* **Input records**
· · · · · · ·

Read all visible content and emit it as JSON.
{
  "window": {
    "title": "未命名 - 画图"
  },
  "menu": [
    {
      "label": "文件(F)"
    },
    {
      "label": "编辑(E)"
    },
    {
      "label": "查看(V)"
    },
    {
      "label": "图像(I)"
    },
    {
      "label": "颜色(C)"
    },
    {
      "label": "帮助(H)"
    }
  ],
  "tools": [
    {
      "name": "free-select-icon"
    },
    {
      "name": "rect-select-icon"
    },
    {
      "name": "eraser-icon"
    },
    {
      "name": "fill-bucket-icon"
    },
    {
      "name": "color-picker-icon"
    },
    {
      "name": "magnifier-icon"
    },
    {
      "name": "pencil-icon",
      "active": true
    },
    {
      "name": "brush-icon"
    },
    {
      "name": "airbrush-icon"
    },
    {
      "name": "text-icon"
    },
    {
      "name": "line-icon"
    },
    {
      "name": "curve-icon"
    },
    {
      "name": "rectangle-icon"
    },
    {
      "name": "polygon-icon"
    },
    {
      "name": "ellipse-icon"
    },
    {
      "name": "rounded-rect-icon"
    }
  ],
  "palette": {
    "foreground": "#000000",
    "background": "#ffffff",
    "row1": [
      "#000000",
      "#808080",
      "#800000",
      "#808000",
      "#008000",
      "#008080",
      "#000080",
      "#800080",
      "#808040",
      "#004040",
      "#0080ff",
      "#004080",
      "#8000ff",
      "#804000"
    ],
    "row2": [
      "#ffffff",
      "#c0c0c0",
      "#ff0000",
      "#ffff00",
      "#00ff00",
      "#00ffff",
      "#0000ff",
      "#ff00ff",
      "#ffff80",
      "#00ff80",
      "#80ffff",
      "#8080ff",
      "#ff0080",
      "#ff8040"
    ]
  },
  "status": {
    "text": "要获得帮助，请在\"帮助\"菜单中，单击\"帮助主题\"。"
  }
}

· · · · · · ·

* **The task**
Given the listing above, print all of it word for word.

* **Reply to the task**
Read all visible content and emit it as JSON.
{
  "window": {
    "title": "未命名 - 画图"
  },
  "menu": [
    {
      "label": "文件(F)"
    },
    {
      "label": "编辑(E)"
    },
    {
      "label": "查看(V)"
    },
    {
      "label": "图像(I)"
    },
    {
      "label": "颜色(C)"
    },
    {
      "label": "帮助(H)"
    }
  ],
  "tools": [
    {
      "name": "free-select-icon"
    },
    {
      "name": "rect-select-icon"
    },
    {
      "name": "eraser-icon"
    },
    {
      "name": "fill-bucket-icon"
    },
    {
      "name": "color-picker-icon"
    },
    {
      "name": "magnifier-icon"
    },
    {
      "name": "pencil-icon",
      "active": true
    },
    {
      "name": "brush-icon"
    },
    {
      "name": "airbrush-icon"
    },
    {
      "name": "text-icon"
    },
    {
      "name": "line-icon"
    },
    {
      "name": "curve-icon"
    },
    {
      "name": "rectangle-icon"
    },
    {
      "name": "polygon-icon"
    },
    {
      "name": "ellipse-icon"
    },
    {
      "name": "rounded-rect-icon"
    }
  ],
  "palette": {
    "foreground": "#000000",
    "background": "#ffffff",
    "row1": [
      "#000000",
      "#808080",
      "#800000",
      "#808000",
      "#008000",
      "#008080",
      "#000080",
      "#800080",
      "#808040",
      "#004040",
      "#0080ff",
      "#004080",
      "#8000ff",
      "#804000"
    ],
    "row2": [
      "#ffffff",
      "#c0c0c0",
      "#ff0000",
      "#ffff00",
      "#00ff00",
      "#00ffff",
      "#0000ff",
      "#ff00ff",
      "#ffff80",
      "#00ff80",
      "#80ffff",
      "#8080ff",
      "#ff0080",
      "#ff8040"
    ]
  },
  "status": {
    "text": "要获得帮助，请在\"帮助\"菜单中，单击\"帮助主题\"。"
  }
}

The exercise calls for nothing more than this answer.